** Data provided follows **

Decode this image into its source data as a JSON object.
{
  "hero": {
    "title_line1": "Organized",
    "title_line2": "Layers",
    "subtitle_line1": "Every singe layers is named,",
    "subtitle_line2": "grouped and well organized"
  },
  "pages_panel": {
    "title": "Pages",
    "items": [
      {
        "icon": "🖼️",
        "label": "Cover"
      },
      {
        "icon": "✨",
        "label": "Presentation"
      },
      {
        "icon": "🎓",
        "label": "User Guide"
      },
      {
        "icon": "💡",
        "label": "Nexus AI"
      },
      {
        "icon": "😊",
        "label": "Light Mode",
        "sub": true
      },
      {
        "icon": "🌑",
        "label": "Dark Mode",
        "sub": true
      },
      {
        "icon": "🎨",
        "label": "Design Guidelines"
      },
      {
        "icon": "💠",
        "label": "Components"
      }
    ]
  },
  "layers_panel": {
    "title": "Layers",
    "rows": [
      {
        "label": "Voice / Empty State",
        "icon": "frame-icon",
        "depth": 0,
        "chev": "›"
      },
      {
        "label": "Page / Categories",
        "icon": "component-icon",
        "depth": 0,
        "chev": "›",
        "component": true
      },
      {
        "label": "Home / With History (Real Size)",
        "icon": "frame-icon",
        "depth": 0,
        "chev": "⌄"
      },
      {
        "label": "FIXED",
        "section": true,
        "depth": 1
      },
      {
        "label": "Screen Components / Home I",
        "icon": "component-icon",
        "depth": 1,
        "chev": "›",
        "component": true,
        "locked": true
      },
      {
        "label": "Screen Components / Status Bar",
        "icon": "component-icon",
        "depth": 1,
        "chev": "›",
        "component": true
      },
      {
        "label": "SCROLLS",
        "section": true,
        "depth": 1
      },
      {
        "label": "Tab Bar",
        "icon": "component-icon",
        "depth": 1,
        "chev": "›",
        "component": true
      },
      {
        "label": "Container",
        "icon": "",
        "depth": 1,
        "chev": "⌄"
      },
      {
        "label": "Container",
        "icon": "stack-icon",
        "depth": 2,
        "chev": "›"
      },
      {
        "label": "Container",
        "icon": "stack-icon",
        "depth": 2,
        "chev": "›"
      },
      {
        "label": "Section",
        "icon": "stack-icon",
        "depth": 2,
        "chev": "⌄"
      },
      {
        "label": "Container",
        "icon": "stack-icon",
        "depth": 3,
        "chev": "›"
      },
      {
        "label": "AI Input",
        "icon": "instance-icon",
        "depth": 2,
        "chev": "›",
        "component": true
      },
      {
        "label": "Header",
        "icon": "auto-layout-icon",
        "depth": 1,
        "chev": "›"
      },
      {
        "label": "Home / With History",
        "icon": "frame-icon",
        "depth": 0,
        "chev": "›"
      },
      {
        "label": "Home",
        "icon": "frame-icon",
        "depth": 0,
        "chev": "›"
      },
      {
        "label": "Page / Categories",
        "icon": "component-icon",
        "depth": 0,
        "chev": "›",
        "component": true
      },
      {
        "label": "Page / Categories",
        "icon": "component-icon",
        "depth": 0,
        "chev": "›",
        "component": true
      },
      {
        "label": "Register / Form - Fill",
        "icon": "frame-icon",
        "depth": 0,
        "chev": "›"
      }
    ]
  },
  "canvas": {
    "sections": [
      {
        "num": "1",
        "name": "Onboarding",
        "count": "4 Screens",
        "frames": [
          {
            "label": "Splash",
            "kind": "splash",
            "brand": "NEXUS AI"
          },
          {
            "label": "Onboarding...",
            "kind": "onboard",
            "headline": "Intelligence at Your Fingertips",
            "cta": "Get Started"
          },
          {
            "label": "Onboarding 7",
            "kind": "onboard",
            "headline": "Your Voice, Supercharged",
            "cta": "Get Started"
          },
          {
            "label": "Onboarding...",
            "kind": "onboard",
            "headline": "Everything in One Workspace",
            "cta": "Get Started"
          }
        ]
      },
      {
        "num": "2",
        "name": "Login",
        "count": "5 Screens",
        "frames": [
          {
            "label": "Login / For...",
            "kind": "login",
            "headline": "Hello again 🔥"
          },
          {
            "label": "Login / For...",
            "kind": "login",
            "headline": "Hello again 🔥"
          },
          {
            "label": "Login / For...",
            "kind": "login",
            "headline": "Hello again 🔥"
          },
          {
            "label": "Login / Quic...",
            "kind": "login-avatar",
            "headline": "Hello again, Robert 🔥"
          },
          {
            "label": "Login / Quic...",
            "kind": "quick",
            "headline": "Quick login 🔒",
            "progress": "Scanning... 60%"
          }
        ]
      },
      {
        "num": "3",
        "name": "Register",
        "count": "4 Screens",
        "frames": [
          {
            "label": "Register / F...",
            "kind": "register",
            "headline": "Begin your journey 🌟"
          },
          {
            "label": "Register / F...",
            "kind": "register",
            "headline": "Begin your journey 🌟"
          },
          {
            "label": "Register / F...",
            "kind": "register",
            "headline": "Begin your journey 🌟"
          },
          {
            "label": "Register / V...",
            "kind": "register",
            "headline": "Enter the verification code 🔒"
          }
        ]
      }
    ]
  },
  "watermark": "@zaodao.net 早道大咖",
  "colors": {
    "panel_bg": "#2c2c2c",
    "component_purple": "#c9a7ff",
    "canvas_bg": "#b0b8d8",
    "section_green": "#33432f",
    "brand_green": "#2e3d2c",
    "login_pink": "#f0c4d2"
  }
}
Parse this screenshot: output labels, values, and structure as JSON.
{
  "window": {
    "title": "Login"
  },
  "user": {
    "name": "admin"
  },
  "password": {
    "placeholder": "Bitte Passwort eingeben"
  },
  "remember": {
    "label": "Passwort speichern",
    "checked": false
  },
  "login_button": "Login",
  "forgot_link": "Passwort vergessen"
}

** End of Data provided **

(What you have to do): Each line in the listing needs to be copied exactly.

(Written answer):
Decode this image into its source data as a JSON object.
{
  "hero": {
    "title_line1": "Organized",
    "title_line2": "Layers",
    "subtitle_line1": "Every singe layers is named,",
    "subtitle_line2": "grouped and well organized"
  },
  "pages_panel": {
    "title": "Pages",
    "items": [
      {
        "icon": "🖼️",
        "label": "Cover"
      },
      {
        "icon": "✨",
        "label": "Presentation"
      },
      {
        "icon": "🎓",
        "label": "User Guide"
      },
      {
        "icon": "💡",
        "label": "Nexus AI"
      },
      {
        "icon": "😊",
        "label": "Light Mode",
        "sub": true
      },
      {
        "icon": "🌑",
        "label": "Dark Mode",
        "sub": true
      },
      {
        "icon": "🎨",
        "label": "Design Guidelines"
      },
      {
        "icon": "💠",
        "label": "Components"
      }
    ]
  },
  "layers_panel": {
    "title": "Layers",
    "rows": [
      {
        "label": "Voice / Empty State",
        "icon": "frame-icon",
        "depth": 0,
        "chev": "›"
      },
      {
        "label": "Page / Categories",
        "icon": "component-icon",
        "depth": 0,
        "chev": "›",
        "component": true
      },
      {
        "label": "Home / With History (Real Size)",
        "icon": "frame-icon",
        "depth": 0,
        "chev": "⌄"
      },
      {
        "label": "FIXED",
        "section": true,
        "depth": 1
      },
      {
        "label": "Screen Components / Home I",
        "icon": "component-icon",
        "depth": 1,
        "chev": "›",
        "component": true,
        "locked": true
      },
      {
        "label": "Screen Components / Status Bar",
        "icon": "component-icon",
        "depth": 1,
        "chev": "›",
        "component": true
      },
      {
        "label": "SCROLLS",
        "section": true,
        "depth": 1
      },
      {
        "label": "Tab Bar",
        "icon": "component-icon",
        "depth": 1,
        "chev": "›",
        "component": true
      },
      {
        "label": "Container",
        "icon": "",
        "depth": 1,
        "chev": "⌄"
      },
      {
        "label": "Container",
        "icon": "stack-icon",
        "depth": 2,
        "chev": "›"
      },
      {
        "label": "Container",
        "icon": "stack-icon",
        "depth": 2,
        "chev": "›"
      },
      {
        "label": "Section",
        "icon": "stack-icon",
        "depth": 2,
        "chev": "⌄"
      },
      {
        "label": "Container",
        "icon": "stack-icon",
        "depth": 3,
        "chev": "›"
      },
      {
        "label": "AI Input",
        "icon": "instance-icon",
        "depth": 2,
        "chev": "›",
        "component": true
      },
      {
        "label": "Header",
        "icon": "auto-layout-icon",
        "depth": 1,
        "chev": "›"
      },
      {
        "label": "Home / With History",
        "icon": "frame-icon",
        "depth": 0,
        "chev": "›"
      },
      {
        "label": "Home",
        "icon": "frame-icon",
        "depth": 0,
        "chev": "›"
      },
      {
        "label": "Page / Categories",
        "icon": "component-icon",
        "depth": 0,
        "chev": "›",
        "component": true
      },
      {
        "label": "Page / Categories",
        "icon": "component-icon",
        "depth": 0,
        "chev": "›",
        "component": true
      },
      {
        "label": "Register / Form - Fill",
        "icon": "frame-icon",
        "depth": 0,
        "chev": "›"
      }
    ]
  },
  "canvas": {
    "sections": [
      {
        "num": "1",
        "name": "Onboarding",
        "count": "4 Screens",
        "frames": [
          {
            "label": "Splash",
            "kind": "splash",
            "brand": "NEXUS AI"
          },
          {
            "label": "Onboarding...",
            "kind": "onboard",
            "headline": "Intelligence at Your Fingertips",
            "cta": "Get Started"
          },
          {
            "label": "Onboarding 7",
            "kind": "onboard",
            "headline": "Your Voice, Supercharged",
            "cta": "Get Started"
          },
          {
            "label": "Onboarding...",
            "kind": "onboard",
            "headline": "Everything in One Workspace",
            "cta": "Get Started"
          }
        ]
      },
      {
        "num": "2",
        "name": "Login",
        "count": "5 Screens",
        "frames": [
          {
            "label": "Login / For...",
            "kind": "login",
            "headline": "Hello again 🔥"
          },
          {
            "label": "Login / For...",
            "kind": "login",
            "headline": "Hello again 🔥"
          },
          {
            "label": "Login / For...",
            "kind": "login",
            "headline": "Hello again 🔥"
          },
          {
            "label": "Login / Quic...",
            "kind": "login-avatar",
            "headline": "Hello again, Robert 🔥"
          },
          {
            "label": "Login / Quic...",
            "kind": "quick",
            "headline": "Quick login 🔒",
            "progress": "Scanning... 60%"
          }
        ]
      },
      {
        "num": "3",
        "name": "Register",
        "count": "4 Screens",
        "frames": [
          {
            "label": "Register / F...",
            "kind": "register",
            "headline": "Begin your journey 🌟"
          },
          {
            "label": "Register / F...",
            "kind": "register",
            "headline": "Begin your journey 🌟"
          },
          {
            "label": "Register / F...",
            "kind": "register",
            "headline": "Begin your journey 🌟"
          },
          {
            "label": "Register / V...",
            "kind": "register",
            "headline": "Enter the verification code 🔒"
          }
        ]
      }
    ]
  },
  "watermark": "@zaodao.net 早道大咖",
  "colors": {
    "panel_bg": "#2c2c2c",
    "component_purple": "#c9a7ff",
    "canvas_bg": "#b0b8d8",
    "section_green": "#33432f",
    "brand_green": "#2e3d2c",
    "login_pink": "#f0c4d2"
  }
}
Parse this screenshot: output labels, values, and structure as JSON.
{
  "window": {
    "title": "Login"
  },
  "user": {
    "name": "admin"
  },
  "password": {
    "placeholder": "Bitte Passwort eingeben"
  },
  "remember": {
    "label": "Passwort speichern",
    "checked": false
  },
  "login_button": "Login",
  "forgot_link": "Passwort vergessen"
}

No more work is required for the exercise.